My own girls have an IKEA SPEXA dollhouse, which is a similar idea to the backdrops above, though not as beautiful. They love playing with it. I love that it folds up and stores away easily when they're done. Sadly, it has also been discontinued.

If you are crafty and enjoy working with wood, you could create your own fold-away dollhouse just like Mandi Johnson of Making Nice in the Midwest did as featured on A Beautiful Mess. My aunt gave our girls a dollhouse last Christmas, and we built a storage shelf specifically to hold it, otherwise I think this is the type of dollhouse I would love to design for my own kids.


As our girls have gotten older, we've introduced them to our love for tabletop gaming, and our friends and family seem to be in on this because they keep giving us games, which we love! For kids without a lot of room for storing big game boxes, card games can be a fantastic option. My absolute favorite card game for even the youngest players is the Disney Eye Found It! Hidden Pictures Card Game. Even our three-year-old enjoys playing this game. It's quick, easy to set up and play, and is a lot of fun! (Just be sure you are buying the card game rather than the board game version. I hear that the board game is a blast, but it also has a HUGE game board that probably isn't super tiny-house friendly!)

Some of our other favorite card games for playing with our older daughter especially (she's six) are Sleeping Queens and There's a Moose in the House. Of course there are the old standbys, like UNO and Go Fish as well.

If your family is into video games, and you have the budget for it, a Nintendo Switch is also a great gift to consider. Chris even wrote a post back in May 2018 about why the Switch is the perfect console for gamers living large in a small home. Since then, Nintendo has released a few new models of the Switch, including the Switch Lite, which is a smaller, more affordable version of the popular console. As always, please check with parents before buying an expensive video game console for someone else's child!


When all else fails, books make good gifts for most children. Yes, it can be overwhelming when the number of books in a tiny house gets out of control, and yes, it's important to find good books for kids since people living in small homes often have to be choosy about the titles they keep, but a good book is rarely a bad choice for a child.

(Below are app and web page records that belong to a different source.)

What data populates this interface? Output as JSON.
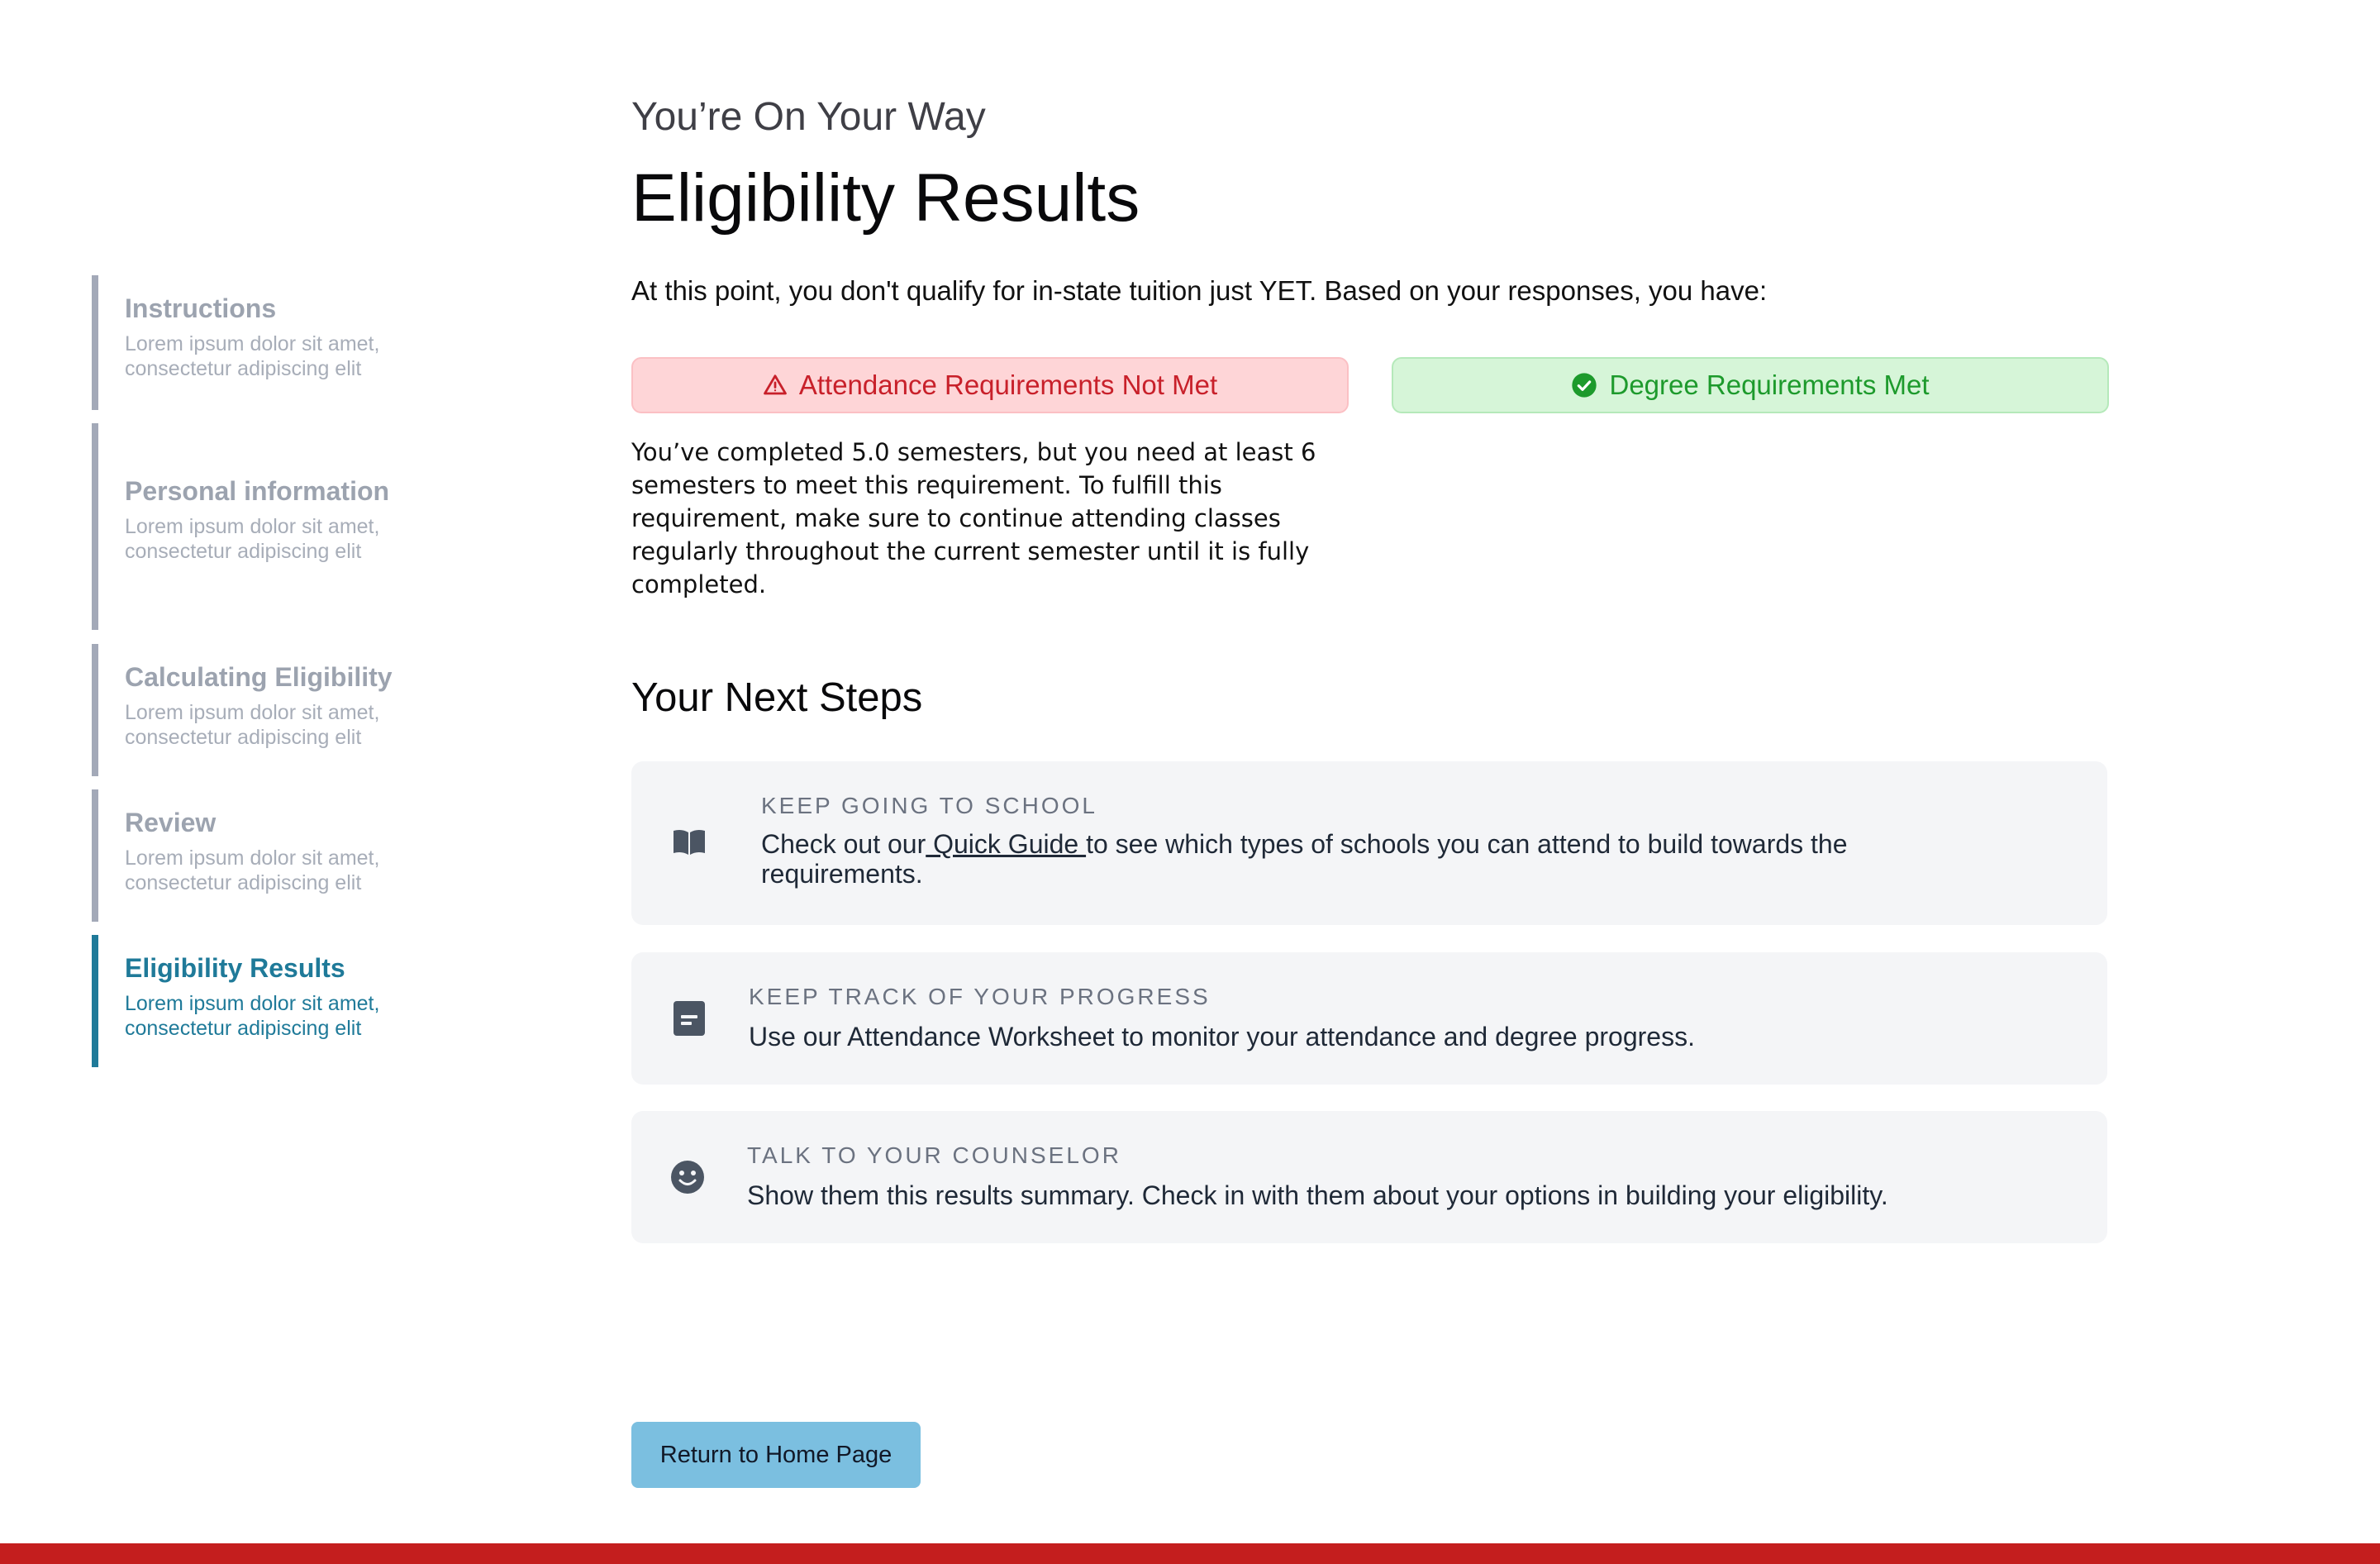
{
  "sidebar": {
    "steps": [
      {
        "title": "Instructions",
        "description": "Lorem ipsum dolor sit amet, consectetur adipiscing elit"
      },
      {
        "title": "Personal information",
        "description": "Lorem ipsum dolor sit amet, consectetur adipiscing elit"
      },
      {
        "title": "Calculating Eligibility",
        "description": "Lorem ipsum dolor sit amet, consectetur adipiscing elit"
      },
      {
        "title": "Review",
        "description": "Lorem ipsum dolor sit amet, consectetur adipiscing elit"
      },
      {
        "title": "Eligibility Results",
        "description": "Lorem ipsum dolor sit amet, consectetur adipiscing elit"
      }
    ],
    "active_step": "Eligibility Results"
  },
  "header": {
    "subtitle": "You’re On Your Way",
    "title": "Eligibility Results"
  },
  "intro": "At this point, you don't qualify for in-state tuition just YET. Based on your responses, you have:",
  "results": {
    "attendance": {
      "label": "Attendance Requirements Not Met",
      "status": "not-met",
      "icon": "warning-triangle-icon",
      "detail": "You’ve completed 5.0 semesters, but you need at least 6 semesters to meet this requirement. To fulfill this requirement, make sure to continue attending classes regularly throughout the current semester until it is fully completed."
    },
    "degree": {
      "label": "Degree Requirements Met",
      "status": "met",
      "icon": "check-circle-icon"
    }
  },
  "next_steps": {
    "title": "Your Next Steps",
    "items": [
      {
        "icon": "book-icon",
        "heading": "KEEP GOING TO SCHOOL",
        "text_before": "Check out our",
        "link": " Quick Guide ",
        "text_after": "to see which types of schools you can attend to build towards the requirements."
      },
      {
        "icon": "document-icon",
        "heading": "KEEP TRACK OF YOUR PROGRESS",
        "text": "Use our Attendance Worksheet to monitor your attendance and degree progress."
      },
      {
        "icon": "smiley-icon",
        "heading": "TALK TO YOUR COUNSELOR",
        "text": "Show them this results summary. Check in with them about your options in building your eligibility."
      }
    ]
  },
  "actions": {
    "home_button": "Return to Home Page"
  },
  "colors": {
    "accent": "#1f7a99",
    "error_bg": "#fed5d7",
    "error_text": "#c8202a",
    "success_bg": "#d6f5d8",
    "success_text": "#1d9a2c",
    "button_bg": "#7bbfe0",
    "footer_bar": "#c41e1e"
  }
}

If you are looking for a book for a preschooler or kindergartner that will stand out from the others, we highly recommend Mix It Up! by Herve Tullet. Sunshine received this book for her fifth birthday, and she absolutely loves it. She carried it around for days, making sure that everyone in the family got a chance to experience it. If you haven't seen it for yourself, you should. It may seem a little odd to an adult, but our child loves it, and it has an average 4.6 star rating from more than 600 reviews on Amazon. She also received his even more popular book Press Here for Christmas last year, and she loves it, too.

The Gift of Giving to Others

This list wouldn't be complete without a reminder of what this season is really about. We love to bless our girls with presents within our capability to do so, but there are so many people out there who have not been given the same privileges we have in this world. There are numerous ways that you can help the children you love start to see that it is more blessed to give that to receive, from volunteering with your children to donating money or pre-loved toys and other items to people that need them.

One of our favorite tangible Christmas charities is the Salvation Army's Angel Tree Program, which gives people the opportunity to buy Christmas gifts for children in need. Letting your child participate in this program by picking out a tag from an Angel Tree and shopping for and purchasing the gifts alongside you is a great way to encourage them to see beyond their own wishlists this holiday season. For more information, visit your local Salvation Army website or look for the trees with angel tags at a store, church, or business near you.

We hope you are having a happy holiday season full of peace and goodwill! If you have more gift ideas for the tiny house kids in your life, We'd love to hear about them in the comments below!